__PROBLEM STATEMENT__. Go through the records and copy each line where the string "Туристка" occurs.

__Data excerpts__.

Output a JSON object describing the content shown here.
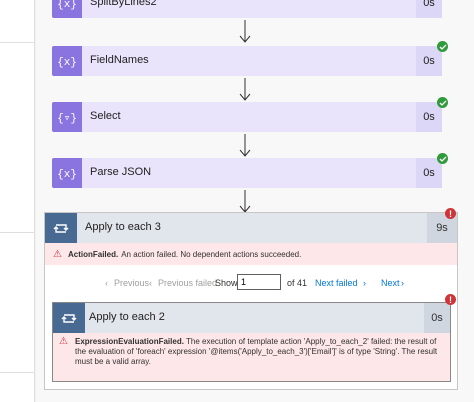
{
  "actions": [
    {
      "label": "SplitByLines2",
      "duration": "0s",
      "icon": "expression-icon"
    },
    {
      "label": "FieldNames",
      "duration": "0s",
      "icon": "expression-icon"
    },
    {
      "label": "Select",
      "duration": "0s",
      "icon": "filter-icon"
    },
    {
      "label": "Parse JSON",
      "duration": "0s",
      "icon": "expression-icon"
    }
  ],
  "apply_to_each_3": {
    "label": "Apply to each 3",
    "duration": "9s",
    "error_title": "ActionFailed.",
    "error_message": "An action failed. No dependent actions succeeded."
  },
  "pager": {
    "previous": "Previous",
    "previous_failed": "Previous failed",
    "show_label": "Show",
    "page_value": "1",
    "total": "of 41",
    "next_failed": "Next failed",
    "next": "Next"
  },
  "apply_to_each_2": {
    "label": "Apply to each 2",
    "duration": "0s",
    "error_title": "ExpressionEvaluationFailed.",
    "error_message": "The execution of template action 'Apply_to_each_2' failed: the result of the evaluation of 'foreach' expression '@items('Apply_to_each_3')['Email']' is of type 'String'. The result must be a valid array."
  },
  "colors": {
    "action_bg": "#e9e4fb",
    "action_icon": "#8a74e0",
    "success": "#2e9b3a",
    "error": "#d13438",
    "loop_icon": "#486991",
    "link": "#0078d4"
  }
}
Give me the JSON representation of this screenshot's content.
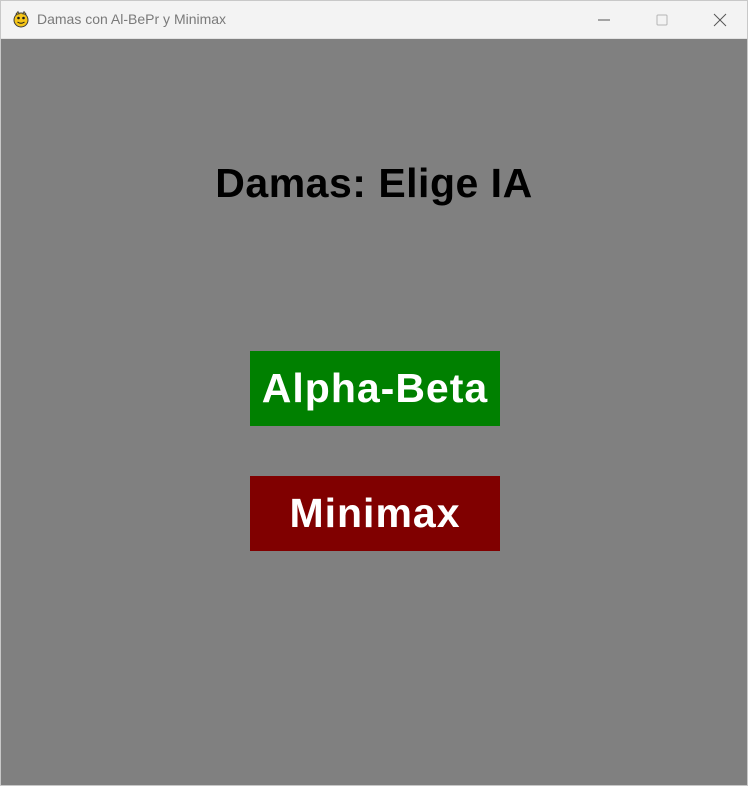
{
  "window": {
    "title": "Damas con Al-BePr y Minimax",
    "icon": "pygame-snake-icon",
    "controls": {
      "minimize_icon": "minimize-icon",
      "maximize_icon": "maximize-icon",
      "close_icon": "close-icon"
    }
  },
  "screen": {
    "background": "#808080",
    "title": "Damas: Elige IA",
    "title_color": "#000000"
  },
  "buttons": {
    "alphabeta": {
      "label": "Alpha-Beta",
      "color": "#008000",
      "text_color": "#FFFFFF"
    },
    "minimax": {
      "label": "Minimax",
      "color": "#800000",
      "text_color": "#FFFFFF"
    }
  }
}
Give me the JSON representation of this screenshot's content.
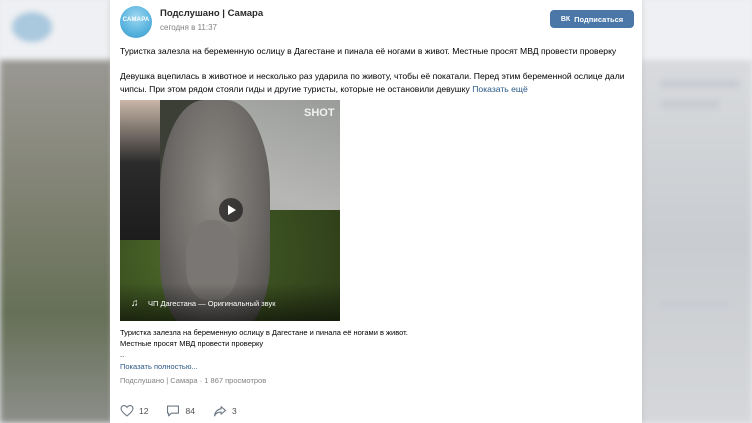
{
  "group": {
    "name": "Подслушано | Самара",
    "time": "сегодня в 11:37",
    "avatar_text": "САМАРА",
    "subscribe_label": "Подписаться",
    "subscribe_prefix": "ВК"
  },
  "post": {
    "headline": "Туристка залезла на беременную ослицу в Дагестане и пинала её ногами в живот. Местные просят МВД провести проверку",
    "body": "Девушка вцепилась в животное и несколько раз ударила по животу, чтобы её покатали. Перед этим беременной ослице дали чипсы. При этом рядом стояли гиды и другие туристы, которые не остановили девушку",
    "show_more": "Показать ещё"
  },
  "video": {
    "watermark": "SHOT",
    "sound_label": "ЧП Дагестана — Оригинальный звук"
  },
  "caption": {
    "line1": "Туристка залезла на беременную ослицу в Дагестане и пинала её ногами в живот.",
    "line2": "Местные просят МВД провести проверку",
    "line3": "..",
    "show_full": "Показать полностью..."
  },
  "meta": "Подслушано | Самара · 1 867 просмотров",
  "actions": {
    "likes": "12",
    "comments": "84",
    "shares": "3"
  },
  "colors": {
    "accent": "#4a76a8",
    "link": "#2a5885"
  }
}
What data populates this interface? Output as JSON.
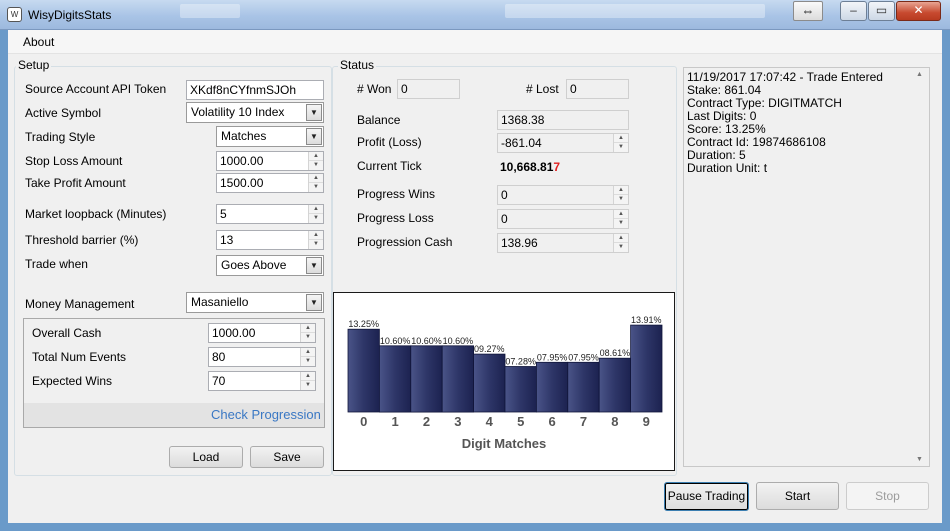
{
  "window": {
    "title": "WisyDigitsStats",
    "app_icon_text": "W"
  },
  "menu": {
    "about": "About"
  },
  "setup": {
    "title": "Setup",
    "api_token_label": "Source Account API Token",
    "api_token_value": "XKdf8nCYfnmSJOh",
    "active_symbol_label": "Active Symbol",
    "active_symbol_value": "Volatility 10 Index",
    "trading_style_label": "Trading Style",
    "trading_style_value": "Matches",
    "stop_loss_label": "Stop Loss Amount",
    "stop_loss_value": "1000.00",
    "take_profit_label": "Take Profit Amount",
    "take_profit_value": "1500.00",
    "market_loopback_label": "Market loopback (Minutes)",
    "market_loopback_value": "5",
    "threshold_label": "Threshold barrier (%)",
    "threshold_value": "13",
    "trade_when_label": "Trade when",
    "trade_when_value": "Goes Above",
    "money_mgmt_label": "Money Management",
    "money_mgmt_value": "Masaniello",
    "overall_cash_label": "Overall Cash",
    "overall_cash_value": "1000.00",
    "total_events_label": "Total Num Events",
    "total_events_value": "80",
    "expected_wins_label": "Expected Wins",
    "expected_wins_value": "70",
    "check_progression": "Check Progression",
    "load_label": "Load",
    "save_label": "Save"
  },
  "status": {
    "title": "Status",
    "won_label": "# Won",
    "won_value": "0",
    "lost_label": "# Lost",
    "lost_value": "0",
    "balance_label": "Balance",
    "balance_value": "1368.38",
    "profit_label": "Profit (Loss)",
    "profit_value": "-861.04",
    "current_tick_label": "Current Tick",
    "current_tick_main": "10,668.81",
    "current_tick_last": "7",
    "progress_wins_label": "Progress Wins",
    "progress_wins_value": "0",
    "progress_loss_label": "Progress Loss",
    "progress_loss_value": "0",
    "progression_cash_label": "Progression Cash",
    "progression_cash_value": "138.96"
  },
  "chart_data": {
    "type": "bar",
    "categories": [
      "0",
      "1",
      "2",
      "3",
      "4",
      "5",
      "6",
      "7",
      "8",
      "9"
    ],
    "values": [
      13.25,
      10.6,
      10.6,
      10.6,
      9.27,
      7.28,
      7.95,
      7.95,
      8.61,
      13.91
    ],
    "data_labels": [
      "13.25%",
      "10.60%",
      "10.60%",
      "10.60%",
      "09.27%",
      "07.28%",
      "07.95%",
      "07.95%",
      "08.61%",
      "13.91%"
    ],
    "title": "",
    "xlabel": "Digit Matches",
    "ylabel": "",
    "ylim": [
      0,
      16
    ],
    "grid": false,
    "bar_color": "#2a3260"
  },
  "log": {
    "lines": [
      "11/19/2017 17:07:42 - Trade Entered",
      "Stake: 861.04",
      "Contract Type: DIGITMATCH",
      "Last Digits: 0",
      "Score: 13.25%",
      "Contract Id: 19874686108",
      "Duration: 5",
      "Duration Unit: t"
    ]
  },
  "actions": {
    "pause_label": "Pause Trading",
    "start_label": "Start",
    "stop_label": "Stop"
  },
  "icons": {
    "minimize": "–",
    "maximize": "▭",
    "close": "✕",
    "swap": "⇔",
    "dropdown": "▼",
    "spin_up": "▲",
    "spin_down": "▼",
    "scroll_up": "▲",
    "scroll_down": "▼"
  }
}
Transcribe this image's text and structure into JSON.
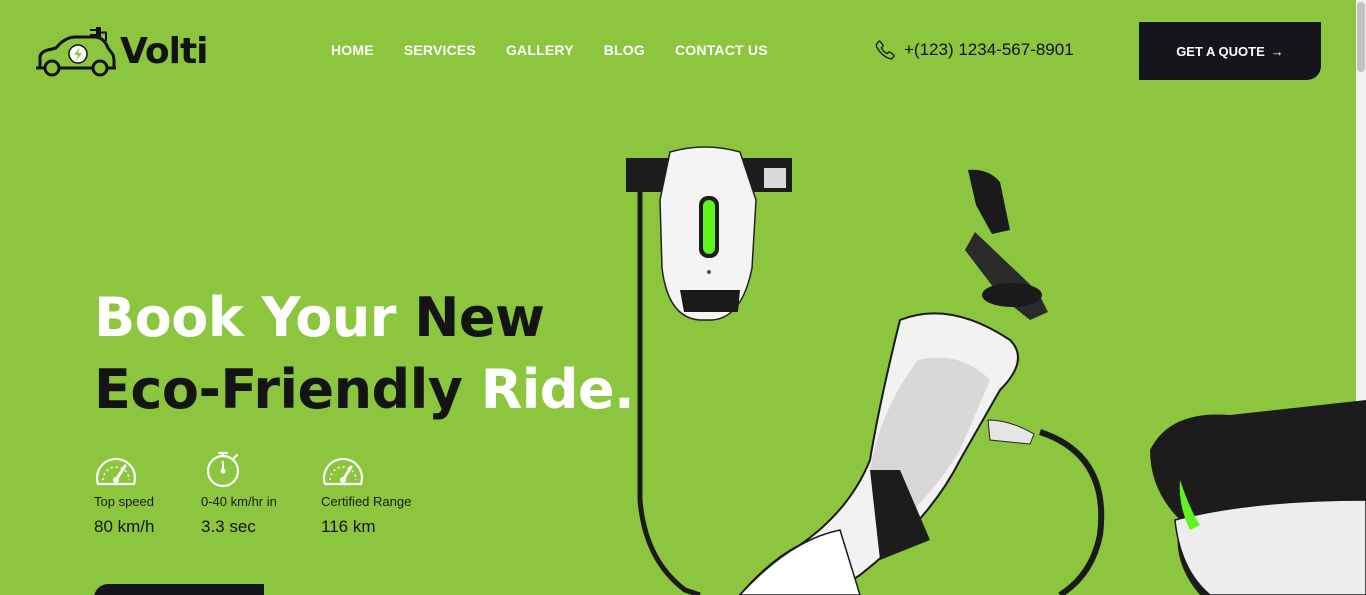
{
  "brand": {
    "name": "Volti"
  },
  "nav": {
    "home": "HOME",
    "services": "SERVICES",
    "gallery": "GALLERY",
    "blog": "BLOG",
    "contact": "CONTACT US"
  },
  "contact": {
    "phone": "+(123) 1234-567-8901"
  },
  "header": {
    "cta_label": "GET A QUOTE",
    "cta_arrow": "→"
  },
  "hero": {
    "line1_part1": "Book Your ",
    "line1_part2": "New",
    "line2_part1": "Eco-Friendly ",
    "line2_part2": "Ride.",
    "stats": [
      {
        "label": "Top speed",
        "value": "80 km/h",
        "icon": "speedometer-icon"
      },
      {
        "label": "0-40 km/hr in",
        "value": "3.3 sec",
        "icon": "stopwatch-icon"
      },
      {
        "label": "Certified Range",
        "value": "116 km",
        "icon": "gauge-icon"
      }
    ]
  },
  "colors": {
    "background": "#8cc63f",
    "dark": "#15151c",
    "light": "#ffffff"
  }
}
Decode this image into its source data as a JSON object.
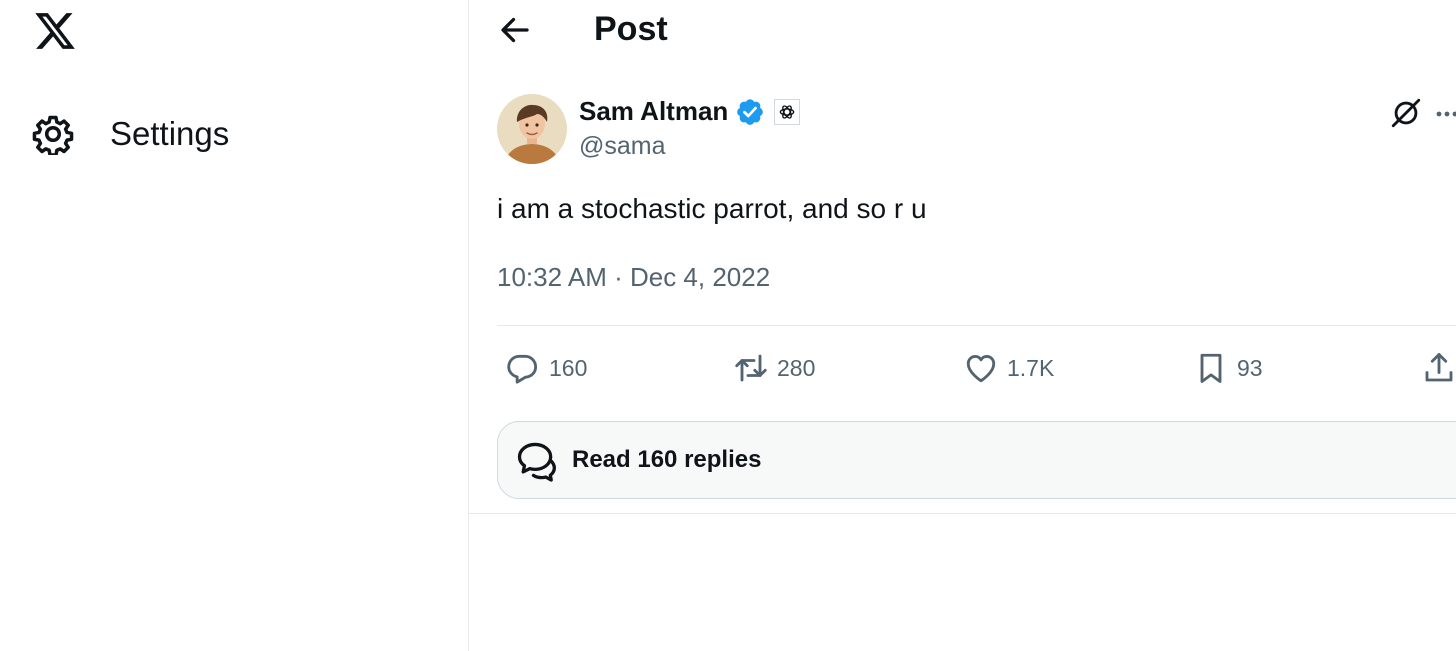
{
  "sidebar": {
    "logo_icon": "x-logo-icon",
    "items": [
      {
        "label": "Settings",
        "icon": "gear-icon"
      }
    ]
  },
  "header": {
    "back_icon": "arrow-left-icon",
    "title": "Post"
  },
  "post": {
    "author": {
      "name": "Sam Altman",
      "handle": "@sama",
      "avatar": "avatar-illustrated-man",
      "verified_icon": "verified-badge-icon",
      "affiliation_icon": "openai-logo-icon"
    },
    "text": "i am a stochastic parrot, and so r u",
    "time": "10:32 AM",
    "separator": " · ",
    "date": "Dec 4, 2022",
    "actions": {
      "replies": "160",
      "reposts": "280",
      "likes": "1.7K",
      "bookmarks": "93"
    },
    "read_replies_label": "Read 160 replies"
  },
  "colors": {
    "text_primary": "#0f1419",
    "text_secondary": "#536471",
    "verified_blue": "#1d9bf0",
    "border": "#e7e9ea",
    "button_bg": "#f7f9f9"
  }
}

__RESULT OF THE TASK__.
    "headline": "Туристка залезла на беременную ослицу в Дагестане и пинала её ногами в живот. Местные просят МВД провести проверку",
    "line1": "Туристка залезла на беременную ослицу в Дагестане и пинала её ногами в живот.",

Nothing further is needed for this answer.